Web page and app entries:
########################################

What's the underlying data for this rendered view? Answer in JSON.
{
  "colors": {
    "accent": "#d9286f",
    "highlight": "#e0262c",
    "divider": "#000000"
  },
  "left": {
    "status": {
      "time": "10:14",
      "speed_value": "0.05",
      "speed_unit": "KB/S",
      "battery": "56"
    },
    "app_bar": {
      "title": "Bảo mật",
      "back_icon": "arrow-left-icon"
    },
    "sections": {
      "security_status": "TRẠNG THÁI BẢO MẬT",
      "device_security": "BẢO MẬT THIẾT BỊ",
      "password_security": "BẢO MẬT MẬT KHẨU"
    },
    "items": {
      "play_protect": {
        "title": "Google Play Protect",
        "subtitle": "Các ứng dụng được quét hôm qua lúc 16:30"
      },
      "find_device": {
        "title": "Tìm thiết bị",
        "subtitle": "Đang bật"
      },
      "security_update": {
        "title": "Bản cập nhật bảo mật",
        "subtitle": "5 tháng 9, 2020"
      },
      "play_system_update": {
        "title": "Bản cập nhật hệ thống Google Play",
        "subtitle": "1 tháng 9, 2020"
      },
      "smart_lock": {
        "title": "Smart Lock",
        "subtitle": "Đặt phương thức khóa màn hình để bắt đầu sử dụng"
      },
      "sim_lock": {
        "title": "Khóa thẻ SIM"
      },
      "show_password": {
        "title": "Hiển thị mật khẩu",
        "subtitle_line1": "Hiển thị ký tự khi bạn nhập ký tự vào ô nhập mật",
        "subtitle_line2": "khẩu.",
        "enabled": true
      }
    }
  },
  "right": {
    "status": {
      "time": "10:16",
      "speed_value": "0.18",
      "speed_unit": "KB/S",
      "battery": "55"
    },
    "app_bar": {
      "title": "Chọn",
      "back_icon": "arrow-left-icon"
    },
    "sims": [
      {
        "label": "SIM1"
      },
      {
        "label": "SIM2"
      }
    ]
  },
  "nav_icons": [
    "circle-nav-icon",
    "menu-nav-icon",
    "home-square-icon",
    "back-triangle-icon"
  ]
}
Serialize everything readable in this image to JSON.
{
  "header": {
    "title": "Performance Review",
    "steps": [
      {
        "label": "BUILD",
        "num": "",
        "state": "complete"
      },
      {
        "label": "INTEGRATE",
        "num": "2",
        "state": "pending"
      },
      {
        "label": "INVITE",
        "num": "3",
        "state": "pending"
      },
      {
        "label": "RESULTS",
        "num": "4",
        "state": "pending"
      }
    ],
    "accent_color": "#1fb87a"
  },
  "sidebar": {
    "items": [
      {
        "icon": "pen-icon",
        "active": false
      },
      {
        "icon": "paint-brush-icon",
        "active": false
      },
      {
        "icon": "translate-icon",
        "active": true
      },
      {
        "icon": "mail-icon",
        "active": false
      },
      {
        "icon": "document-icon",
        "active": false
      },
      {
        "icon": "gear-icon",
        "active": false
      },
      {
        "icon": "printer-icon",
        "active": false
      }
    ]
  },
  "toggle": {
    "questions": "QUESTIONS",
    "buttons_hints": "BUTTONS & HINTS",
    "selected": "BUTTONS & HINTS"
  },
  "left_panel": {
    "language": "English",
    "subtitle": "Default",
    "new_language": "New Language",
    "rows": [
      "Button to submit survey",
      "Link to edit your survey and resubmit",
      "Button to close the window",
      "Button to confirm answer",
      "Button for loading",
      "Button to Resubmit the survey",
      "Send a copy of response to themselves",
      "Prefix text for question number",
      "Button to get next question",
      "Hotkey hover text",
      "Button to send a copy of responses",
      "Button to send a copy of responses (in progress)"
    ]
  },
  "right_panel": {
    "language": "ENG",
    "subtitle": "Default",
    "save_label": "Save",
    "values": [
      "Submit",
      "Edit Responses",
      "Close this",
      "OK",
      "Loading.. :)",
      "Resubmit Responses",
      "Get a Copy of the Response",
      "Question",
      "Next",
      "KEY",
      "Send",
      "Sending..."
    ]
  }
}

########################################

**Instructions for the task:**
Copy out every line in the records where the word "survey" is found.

**Answer space:**
      "Button to submit survey",
      "Link to edit your survey and resubmit",
      "Button to Resubmit the survey",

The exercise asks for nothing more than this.